*Assignment:*
Note how many lines of the material that follows include the string "Single", and state only that number.

*Information given:*

┌──

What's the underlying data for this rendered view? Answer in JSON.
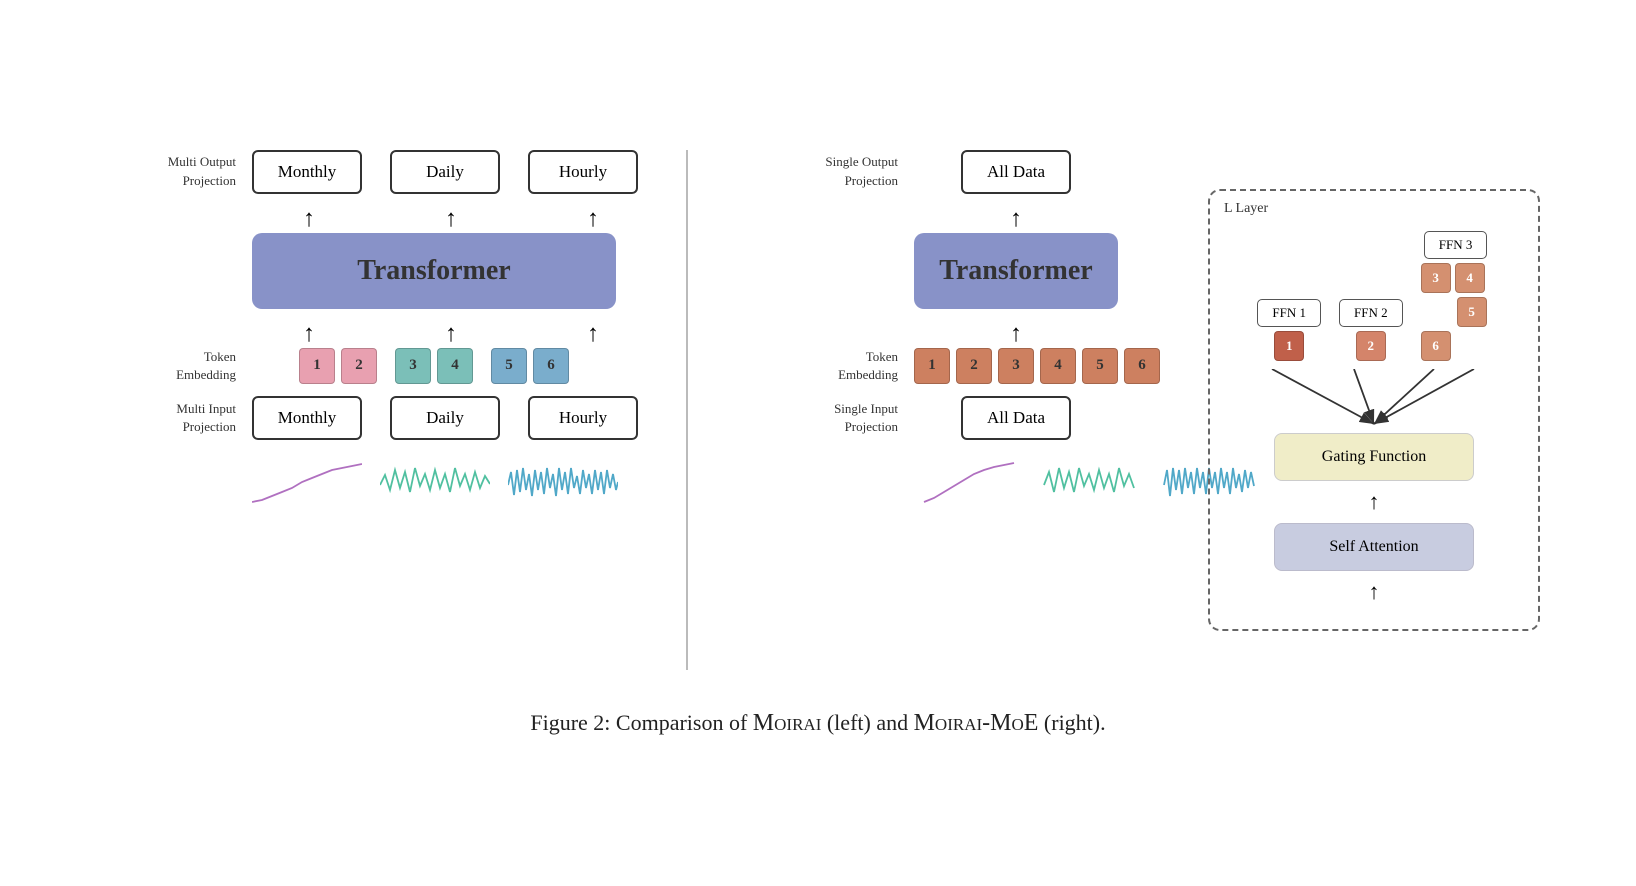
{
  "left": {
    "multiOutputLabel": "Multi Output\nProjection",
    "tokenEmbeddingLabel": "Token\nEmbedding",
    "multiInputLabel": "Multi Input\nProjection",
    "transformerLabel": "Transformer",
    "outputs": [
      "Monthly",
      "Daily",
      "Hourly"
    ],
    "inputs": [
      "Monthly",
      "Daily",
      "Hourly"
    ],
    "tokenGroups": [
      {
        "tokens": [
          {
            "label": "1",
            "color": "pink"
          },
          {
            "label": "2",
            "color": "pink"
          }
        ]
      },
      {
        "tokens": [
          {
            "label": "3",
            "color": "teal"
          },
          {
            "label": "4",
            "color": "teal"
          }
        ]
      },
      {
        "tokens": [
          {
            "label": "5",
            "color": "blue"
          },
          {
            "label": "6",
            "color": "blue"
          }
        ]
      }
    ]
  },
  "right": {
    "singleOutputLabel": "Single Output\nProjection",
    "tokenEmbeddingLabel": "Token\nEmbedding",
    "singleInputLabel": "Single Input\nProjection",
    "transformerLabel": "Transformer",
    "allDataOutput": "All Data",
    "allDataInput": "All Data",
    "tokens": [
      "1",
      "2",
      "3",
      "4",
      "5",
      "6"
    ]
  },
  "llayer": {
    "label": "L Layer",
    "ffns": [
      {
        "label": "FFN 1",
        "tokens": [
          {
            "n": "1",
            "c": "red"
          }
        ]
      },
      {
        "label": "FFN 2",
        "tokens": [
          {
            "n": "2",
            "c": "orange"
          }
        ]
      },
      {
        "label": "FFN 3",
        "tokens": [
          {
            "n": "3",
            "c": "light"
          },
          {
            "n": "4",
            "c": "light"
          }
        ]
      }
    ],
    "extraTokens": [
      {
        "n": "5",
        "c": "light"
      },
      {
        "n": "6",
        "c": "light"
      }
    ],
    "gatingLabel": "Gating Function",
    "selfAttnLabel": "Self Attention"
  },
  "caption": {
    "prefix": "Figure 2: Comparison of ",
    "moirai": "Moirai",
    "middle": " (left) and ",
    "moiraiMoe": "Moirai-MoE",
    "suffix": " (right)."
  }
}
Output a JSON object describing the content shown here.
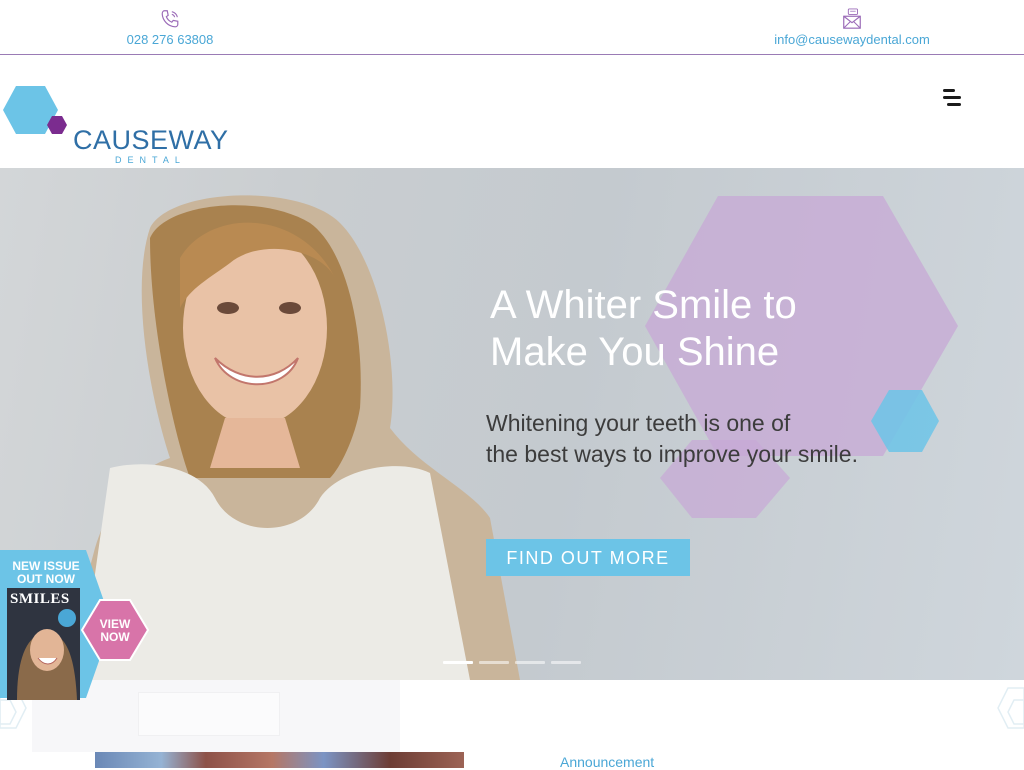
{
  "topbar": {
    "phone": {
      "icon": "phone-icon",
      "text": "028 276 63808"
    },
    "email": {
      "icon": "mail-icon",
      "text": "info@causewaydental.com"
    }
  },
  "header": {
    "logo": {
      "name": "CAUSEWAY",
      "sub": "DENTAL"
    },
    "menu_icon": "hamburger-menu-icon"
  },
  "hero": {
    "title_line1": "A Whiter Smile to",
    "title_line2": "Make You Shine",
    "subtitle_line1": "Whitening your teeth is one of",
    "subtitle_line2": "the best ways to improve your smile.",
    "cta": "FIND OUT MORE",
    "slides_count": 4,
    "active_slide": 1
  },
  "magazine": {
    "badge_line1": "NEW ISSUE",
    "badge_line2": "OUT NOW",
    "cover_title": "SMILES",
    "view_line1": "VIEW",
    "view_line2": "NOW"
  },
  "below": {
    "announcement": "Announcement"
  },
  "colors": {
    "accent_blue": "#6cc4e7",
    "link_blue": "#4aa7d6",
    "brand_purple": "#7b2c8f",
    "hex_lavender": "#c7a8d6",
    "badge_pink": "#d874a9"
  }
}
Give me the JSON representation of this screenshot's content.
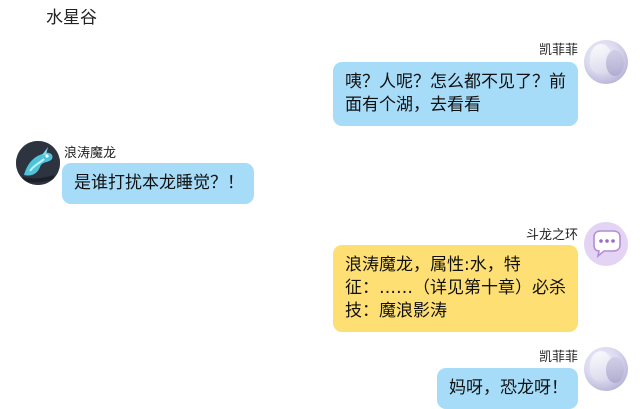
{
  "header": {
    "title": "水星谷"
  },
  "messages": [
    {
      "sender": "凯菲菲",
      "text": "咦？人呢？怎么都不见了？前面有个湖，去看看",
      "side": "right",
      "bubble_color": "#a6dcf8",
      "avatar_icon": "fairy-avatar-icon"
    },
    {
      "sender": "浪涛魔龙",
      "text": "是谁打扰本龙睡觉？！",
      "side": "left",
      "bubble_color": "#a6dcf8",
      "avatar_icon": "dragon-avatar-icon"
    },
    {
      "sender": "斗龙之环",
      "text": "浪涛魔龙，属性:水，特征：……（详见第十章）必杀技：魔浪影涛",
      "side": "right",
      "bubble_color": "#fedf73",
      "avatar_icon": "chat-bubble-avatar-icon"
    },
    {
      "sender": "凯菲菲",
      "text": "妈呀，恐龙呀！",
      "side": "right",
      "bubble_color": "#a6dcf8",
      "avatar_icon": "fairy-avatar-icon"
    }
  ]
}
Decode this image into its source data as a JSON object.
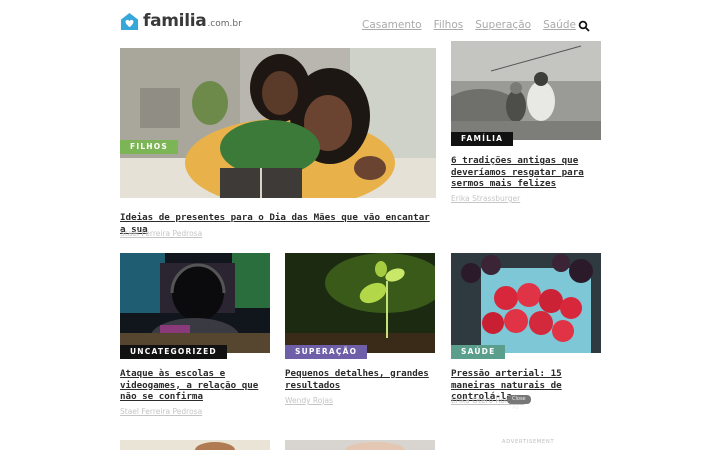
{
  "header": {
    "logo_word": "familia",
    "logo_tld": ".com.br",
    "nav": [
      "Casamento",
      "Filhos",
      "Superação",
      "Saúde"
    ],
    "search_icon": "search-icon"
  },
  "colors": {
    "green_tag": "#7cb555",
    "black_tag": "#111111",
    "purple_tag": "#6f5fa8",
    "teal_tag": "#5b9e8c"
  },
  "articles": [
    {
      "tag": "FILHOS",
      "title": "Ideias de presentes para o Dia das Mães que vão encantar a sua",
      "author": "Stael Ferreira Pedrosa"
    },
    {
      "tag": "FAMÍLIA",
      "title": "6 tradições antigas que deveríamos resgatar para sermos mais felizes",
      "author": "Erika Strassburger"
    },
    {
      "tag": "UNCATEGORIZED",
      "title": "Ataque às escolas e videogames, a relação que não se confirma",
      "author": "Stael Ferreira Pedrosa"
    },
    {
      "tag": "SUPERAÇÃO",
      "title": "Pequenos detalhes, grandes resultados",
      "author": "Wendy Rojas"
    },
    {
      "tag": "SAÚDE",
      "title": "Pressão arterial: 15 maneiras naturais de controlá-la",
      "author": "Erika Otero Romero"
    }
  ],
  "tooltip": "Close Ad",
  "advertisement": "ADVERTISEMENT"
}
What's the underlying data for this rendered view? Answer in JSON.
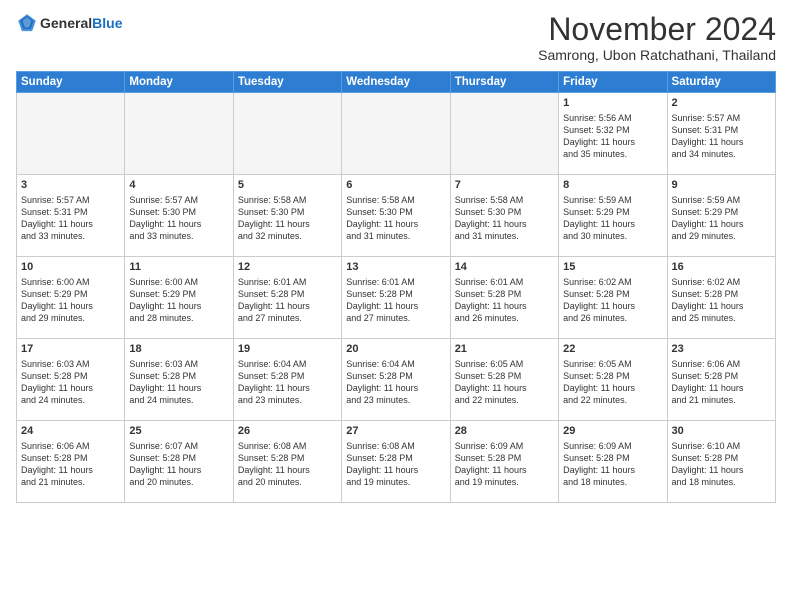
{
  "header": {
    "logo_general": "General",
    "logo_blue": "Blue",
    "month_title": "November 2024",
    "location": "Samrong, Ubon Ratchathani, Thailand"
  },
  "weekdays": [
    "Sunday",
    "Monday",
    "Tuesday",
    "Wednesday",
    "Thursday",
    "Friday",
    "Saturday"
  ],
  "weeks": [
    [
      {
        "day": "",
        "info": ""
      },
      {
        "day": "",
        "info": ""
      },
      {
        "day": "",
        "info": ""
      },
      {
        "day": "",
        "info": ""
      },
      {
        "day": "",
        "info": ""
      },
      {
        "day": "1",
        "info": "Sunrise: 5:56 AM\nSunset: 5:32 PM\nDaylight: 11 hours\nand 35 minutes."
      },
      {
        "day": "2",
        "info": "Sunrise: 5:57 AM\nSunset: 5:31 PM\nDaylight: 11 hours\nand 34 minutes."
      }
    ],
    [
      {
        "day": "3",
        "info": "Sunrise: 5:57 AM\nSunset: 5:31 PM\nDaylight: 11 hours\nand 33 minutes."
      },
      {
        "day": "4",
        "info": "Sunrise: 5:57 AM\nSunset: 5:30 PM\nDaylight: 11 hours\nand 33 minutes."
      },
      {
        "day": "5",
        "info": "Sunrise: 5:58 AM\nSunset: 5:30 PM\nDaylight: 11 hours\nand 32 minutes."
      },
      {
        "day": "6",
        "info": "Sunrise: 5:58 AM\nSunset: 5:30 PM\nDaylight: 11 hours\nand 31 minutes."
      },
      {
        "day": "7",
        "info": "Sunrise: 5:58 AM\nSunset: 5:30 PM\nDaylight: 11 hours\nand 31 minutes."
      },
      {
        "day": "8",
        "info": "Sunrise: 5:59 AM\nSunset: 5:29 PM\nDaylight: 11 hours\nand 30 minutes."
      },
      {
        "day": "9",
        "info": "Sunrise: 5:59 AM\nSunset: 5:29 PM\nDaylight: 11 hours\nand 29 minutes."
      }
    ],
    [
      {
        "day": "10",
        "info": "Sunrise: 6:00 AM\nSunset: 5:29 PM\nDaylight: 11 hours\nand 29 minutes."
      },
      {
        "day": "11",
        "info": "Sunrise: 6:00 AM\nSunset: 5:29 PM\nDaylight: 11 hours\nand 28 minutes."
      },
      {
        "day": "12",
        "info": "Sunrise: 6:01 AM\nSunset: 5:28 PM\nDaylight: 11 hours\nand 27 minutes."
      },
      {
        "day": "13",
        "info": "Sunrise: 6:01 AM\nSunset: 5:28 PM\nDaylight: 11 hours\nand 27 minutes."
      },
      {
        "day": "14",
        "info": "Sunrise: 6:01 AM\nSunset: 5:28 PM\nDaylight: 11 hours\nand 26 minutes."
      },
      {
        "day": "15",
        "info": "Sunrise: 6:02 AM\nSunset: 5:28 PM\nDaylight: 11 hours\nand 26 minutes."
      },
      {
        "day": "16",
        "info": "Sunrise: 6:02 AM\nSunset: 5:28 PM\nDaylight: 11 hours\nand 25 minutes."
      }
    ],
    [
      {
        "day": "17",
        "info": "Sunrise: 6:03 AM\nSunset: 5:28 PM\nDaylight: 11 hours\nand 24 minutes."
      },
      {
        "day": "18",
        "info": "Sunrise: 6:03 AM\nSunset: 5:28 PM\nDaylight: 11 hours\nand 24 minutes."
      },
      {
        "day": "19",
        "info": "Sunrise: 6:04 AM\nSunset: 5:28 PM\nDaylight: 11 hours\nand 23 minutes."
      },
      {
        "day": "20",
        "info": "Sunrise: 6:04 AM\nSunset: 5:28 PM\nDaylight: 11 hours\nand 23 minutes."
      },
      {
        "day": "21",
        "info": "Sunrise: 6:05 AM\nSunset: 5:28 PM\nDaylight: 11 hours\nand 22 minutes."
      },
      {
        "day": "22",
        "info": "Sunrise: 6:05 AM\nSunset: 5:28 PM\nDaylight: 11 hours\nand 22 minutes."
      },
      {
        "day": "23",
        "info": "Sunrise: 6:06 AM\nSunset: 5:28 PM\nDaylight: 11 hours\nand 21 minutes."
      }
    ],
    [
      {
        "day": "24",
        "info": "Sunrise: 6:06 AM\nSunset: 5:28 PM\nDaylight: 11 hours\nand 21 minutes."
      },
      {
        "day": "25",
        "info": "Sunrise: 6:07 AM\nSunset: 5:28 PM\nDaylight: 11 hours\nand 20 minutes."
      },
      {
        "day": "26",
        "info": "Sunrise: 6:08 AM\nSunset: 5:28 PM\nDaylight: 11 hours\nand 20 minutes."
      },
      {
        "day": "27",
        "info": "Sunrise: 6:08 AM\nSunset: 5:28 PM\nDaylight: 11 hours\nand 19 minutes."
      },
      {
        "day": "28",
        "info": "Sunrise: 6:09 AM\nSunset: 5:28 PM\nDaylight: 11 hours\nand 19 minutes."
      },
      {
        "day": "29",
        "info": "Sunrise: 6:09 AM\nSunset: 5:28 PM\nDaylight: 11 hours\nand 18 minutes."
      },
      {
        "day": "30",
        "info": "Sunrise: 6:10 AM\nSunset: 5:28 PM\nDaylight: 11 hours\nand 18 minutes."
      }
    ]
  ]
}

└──

*Response to this task:*
2